> Work to complete:
All that is needed is the number of lines in the records that contain the word "learning", stated without anything else.
•••
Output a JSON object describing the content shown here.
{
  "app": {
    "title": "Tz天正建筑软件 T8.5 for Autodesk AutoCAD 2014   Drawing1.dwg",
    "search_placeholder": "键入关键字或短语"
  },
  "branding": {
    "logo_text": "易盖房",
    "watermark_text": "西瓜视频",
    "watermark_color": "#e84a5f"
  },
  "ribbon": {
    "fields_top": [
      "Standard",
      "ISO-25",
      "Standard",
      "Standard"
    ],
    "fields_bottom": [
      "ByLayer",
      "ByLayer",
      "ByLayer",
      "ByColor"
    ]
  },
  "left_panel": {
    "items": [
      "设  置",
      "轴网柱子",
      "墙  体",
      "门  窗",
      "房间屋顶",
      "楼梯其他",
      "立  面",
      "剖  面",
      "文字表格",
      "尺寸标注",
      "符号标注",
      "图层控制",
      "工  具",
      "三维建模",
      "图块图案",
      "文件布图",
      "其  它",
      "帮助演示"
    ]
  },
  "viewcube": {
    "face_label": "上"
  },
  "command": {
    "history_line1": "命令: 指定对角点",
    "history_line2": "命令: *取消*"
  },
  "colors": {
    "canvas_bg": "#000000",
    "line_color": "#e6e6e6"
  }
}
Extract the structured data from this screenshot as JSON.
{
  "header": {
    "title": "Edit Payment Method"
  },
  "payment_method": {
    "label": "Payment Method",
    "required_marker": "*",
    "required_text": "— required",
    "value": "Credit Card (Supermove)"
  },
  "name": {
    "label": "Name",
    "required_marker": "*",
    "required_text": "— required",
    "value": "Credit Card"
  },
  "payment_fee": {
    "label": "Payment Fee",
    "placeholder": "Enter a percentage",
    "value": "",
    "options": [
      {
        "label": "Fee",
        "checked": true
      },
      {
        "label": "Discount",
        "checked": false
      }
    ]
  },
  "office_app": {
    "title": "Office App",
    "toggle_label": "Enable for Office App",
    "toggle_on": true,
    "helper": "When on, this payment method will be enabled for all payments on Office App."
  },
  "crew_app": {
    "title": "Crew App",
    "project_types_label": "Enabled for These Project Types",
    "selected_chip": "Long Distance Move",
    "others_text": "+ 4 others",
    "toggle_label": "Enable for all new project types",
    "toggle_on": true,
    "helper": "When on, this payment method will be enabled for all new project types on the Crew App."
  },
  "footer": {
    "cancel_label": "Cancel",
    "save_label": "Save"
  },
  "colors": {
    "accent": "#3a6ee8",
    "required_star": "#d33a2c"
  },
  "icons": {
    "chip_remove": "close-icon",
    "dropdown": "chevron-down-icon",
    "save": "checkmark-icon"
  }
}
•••
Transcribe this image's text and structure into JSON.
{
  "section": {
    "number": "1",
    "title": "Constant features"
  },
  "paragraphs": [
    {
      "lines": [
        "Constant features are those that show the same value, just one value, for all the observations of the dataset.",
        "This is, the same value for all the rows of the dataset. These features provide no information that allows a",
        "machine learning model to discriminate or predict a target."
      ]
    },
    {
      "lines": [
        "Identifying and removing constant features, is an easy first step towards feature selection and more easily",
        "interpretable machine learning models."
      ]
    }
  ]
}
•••
> Task answer:
2